Montana State University

Department of Land Resources and Environmental Sciences

Montana State University
P.O. Box 173120
Bozeman, MT 59717-3120

Tel: (406) 994-7060
Fax: (406) 994-3933
Location: 334 Leon Johnson Hall

Academic Programs:

Tel: (406) 994-3090
E-mail: lresinfo@montana.edu

Department Head:

Dr. Tracy M. Sterling

Jack Brookshire

Assistant Professor, PhD. 2006, Virginia Polytechnic Institute and State University; M.S. 2000, B.S. 1997, Oregon State University. My research focuses on biogeochemistry and ecosystem analysis with emphasis on nutrient cycling and limitation. Interests include: ecosystem response and feedback to atmospheric and climate variation; watershed biogeochemistry; plant-soil interactions; natural abundance isotope analysis; ecosystem modeling; global change.

Recent Publications:

  • Gerber, S. and E.N.J. Brookshire. 2014. Scaling of physical constraints at the root-soil interface to macroscopic patterns of nutrient retention in ecosystems. The American Naturalist 183:418-430

  • Brookshire, E.N.J. and S.A. Thomas. 2013. Ecosystem consequences of tree monodominance for nitrogen cycling in lowland tropical forest.
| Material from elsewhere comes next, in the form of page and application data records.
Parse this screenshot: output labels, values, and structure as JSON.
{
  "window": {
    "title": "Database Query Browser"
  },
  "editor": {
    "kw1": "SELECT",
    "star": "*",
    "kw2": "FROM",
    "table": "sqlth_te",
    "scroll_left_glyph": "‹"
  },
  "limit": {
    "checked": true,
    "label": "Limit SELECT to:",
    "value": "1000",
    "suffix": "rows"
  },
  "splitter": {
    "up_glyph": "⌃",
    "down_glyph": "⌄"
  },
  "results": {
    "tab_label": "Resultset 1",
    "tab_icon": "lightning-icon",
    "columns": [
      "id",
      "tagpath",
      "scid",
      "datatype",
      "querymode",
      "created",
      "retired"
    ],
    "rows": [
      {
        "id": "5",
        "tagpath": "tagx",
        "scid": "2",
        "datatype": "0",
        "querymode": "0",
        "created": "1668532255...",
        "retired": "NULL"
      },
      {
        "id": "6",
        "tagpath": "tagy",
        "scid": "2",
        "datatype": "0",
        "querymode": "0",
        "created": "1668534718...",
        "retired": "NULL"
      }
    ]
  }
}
PLoS ONE 8(7): e70491. doi: 10.1371/ journal.pone. 0070491.

  • Brookshire, E.N.J., L.O. Hedin, J.D. Newbold, D.M. Sigman, and J.K. Jackson.  2012. Sustained losses
    of bioavailable nitrogen from montane tropical forests. Nature Geoscience 5: 123-126.

  • Brookshire, E.N.J., S. Gerber, D.N.L. Menge, and L.O. Hedin.  2012. Large losses of inorganic nitrogen
    from tropical rainforests suggest a lack of nitrogen limitation.  Ecology letters 15: 9-16.
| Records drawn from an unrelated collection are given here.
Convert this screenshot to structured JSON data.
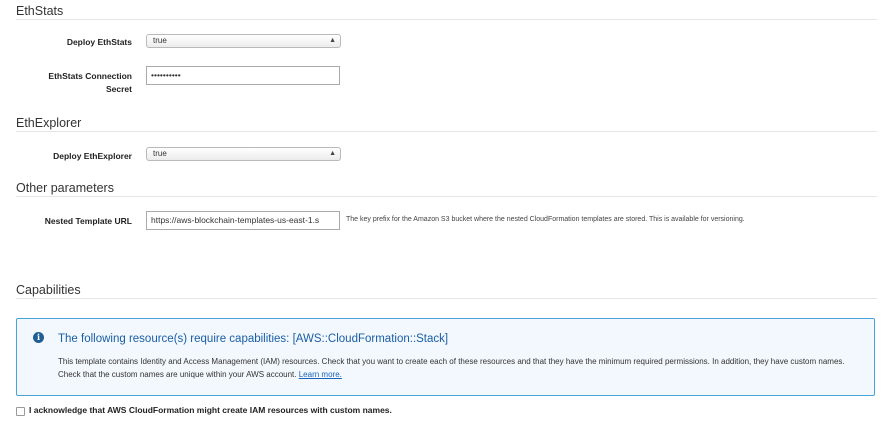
{
  "sections": {
    "ethstats": "EthStats",
    "ethexplorer": "EthExplorer",
    "other": "Other parameters",
    "capabilities": "Capabilities"
  },
  "fields": {
    "deploy_ethstats": {
      "label": "Deploy EthStats",
      "value": "true"
    },
    "ethstats_secret": {
      "label_line1": "EthStats Connection",
      "label_line2": "Secret",
      "value": "••••••••••"
    },
    "deploy_ethexplorer": {
      "label": "Deploy EthExplorer",
      "value": "true"
    },
    "nested_template_url": {
      "label": "Nested Template URL",
      "value": "https://aws-blockchain-templates-us-east-1.s",
      "help": "The key prefix for the Amazon S3 bucket where the nested CloudFormation templates are stored. This is available for versioning."
    }
  },
  "capabilities_notice": {
    "title": "The following resource(s) require capabilities: [AWS::CloudFormation::Stack]",
    "body": "This template contains Identity and Access Management (IAM) resources. Check that you want to create each of these resources and that they have the minimum required permissions. In addition, they have custom names. Check that the custom names are unique within your AWS account.",
    "link": "Learn more."
  },
  "acknowledge": {
    "label": "I acknowledge that AWS CloudFormation might create IAM resources with custom names.",
    "checked": false
  },
  "colors": {
    "info_border": "#4aa3d8",
    "info_title": "#1a5ea8",
    "link": "#1a64b7"
  }
}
  • Brookshire, E.N.J., S. Gerber, J.R. Webster, J. Vose, and W. Swank.2011Directeffects of temperature on forest nitrogen cycling revealed through analysis of long-term watershed records. Global Change Biology 17:297-308. (Recommended on Faculty of 1000 Biology)

Other Links:

Brookshire Lab Website